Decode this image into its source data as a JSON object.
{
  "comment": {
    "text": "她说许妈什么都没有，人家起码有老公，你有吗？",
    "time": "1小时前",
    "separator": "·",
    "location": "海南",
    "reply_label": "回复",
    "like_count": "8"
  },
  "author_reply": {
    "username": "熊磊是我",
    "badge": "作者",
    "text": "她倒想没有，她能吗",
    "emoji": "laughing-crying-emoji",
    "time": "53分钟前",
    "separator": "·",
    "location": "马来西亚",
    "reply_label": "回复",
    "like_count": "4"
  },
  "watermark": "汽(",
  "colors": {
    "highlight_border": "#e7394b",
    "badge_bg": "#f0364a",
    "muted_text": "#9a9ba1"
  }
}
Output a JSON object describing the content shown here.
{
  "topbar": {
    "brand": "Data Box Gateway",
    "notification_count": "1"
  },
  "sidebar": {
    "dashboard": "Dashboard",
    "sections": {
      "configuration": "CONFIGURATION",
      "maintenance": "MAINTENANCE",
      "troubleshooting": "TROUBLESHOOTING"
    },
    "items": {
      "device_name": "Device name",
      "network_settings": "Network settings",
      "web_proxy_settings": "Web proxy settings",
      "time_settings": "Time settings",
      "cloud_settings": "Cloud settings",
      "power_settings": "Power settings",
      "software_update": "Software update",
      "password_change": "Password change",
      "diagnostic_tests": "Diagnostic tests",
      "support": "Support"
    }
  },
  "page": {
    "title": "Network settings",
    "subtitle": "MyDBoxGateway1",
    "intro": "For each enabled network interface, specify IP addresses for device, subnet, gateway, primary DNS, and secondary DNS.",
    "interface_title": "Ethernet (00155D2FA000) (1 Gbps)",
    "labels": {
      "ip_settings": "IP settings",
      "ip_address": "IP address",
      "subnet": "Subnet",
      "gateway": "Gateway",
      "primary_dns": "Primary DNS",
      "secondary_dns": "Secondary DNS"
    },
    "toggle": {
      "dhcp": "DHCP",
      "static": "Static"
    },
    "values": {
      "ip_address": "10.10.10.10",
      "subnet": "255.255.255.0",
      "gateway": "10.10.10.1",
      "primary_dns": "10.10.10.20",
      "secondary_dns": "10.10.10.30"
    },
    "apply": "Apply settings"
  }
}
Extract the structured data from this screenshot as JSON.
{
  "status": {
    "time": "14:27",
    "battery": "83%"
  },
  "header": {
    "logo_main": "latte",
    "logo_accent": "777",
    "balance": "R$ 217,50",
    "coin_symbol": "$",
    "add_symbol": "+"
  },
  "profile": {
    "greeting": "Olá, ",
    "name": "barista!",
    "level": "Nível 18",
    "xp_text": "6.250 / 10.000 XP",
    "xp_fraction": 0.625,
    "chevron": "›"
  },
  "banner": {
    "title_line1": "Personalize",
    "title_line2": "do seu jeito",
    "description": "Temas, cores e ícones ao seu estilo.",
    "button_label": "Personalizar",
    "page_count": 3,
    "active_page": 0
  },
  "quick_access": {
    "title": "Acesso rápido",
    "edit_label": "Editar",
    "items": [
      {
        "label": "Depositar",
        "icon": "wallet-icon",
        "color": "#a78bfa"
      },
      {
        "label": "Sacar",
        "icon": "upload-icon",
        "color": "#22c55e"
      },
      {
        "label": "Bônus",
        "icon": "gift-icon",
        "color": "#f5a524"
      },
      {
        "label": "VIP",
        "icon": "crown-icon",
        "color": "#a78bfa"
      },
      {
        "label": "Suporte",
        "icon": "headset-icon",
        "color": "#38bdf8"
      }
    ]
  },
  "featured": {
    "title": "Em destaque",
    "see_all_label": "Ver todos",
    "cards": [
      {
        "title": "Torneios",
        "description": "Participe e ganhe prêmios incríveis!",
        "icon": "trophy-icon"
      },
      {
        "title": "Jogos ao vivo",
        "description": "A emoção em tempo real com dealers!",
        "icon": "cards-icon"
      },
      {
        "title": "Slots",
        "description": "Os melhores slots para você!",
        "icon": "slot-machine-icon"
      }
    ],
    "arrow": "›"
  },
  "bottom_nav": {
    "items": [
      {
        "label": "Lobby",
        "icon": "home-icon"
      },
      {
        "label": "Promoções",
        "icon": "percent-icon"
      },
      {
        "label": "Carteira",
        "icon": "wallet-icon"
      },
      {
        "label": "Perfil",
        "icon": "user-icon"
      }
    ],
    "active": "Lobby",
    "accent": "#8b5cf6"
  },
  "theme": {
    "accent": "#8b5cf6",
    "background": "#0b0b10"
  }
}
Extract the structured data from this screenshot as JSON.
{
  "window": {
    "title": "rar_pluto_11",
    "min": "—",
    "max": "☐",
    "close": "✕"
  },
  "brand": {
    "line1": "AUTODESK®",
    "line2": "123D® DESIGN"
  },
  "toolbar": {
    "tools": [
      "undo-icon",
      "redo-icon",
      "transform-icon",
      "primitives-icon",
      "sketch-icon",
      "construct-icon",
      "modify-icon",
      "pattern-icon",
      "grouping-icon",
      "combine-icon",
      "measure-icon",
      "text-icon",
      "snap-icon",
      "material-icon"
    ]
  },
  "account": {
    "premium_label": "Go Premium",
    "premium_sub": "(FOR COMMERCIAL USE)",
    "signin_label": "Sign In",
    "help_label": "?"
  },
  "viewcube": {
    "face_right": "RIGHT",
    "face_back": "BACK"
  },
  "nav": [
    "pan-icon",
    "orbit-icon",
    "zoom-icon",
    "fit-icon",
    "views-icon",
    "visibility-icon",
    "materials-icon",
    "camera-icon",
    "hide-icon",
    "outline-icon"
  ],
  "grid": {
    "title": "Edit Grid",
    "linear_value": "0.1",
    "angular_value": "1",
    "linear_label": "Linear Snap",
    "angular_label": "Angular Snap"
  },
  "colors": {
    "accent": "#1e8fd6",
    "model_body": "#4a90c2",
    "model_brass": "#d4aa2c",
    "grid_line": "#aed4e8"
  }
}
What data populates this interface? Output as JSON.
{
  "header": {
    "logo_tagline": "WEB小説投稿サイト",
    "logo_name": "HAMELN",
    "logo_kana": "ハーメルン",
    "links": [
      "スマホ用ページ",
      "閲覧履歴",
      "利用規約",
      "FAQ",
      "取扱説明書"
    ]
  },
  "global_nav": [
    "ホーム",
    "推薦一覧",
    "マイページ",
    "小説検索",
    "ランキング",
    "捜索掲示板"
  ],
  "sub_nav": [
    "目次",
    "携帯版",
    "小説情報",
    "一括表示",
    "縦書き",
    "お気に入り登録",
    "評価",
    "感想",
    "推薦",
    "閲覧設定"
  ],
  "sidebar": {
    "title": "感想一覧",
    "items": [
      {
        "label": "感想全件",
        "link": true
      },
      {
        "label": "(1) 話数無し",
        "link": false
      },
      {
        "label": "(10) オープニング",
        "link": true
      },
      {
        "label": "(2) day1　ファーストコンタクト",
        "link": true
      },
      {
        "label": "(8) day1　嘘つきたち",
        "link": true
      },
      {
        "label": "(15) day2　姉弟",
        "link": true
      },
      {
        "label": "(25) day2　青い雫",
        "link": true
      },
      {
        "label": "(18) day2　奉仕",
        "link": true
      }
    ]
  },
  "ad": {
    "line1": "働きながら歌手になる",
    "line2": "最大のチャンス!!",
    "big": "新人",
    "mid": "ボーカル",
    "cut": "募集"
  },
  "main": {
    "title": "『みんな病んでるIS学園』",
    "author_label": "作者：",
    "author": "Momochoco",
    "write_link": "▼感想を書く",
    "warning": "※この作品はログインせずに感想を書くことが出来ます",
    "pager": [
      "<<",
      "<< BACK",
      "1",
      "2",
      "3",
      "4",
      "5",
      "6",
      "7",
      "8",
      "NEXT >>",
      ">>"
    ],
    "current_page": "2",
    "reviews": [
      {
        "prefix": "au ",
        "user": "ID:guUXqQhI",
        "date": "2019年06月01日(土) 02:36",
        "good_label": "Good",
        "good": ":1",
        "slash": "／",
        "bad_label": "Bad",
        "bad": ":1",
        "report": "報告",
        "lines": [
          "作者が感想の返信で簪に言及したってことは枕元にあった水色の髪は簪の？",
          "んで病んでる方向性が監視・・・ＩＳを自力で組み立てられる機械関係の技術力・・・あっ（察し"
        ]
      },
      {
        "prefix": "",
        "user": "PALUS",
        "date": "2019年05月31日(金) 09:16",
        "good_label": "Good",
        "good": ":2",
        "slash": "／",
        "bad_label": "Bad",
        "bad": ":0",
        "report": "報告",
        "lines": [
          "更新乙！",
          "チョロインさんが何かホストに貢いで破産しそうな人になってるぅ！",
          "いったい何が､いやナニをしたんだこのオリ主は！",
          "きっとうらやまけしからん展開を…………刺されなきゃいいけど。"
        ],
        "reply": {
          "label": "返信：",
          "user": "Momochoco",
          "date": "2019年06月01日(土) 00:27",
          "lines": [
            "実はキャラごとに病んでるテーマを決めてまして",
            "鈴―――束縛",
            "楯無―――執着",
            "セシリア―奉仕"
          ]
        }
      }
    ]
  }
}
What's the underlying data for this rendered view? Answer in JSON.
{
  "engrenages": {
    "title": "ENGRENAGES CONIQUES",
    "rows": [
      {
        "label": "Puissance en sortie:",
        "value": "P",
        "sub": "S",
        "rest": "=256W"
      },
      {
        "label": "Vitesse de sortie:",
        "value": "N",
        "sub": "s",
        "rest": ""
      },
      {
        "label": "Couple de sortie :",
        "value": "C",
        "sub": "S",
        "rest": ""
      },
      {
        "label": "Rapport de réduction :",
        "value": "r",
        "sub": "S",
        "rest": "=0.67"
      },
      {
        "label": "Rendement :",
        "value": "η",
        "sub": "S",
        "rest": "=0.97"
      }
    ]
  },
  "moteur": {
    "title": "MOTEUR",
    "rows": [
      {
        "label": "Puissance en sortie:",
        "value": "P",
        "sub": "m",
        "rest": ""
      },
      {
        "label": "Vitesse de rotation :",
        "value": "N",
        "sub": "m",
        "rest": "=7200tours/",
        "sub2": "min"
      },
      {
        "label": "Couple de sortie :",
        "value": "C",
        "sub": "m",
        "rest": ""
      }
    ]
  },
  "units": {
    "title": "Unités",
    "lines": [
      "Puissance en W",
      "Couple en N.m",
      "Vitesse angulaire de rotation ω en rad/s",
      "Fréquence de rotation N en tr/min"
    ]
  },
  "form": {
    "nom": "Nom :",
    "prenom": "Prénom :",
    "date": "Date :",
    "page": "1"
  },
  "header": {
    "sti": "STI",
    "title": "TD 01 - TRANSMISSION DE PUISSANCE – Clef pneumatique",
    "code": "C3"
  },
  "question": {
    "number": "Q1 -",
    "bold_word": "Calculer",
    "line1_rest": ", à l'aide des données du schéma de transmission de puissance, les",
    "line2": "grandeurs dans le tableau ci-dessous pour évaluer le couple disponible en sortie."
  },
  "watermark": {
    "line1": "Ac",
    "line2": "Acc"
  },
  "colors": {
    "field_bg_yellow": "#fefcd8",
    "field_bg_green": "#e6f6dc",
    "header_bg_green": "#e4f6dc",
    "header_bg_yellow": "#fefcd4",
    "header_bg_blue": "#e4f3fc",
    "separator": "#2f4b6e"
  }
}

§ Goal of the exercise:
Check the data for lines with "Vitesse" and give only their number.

§ Result of this task:
3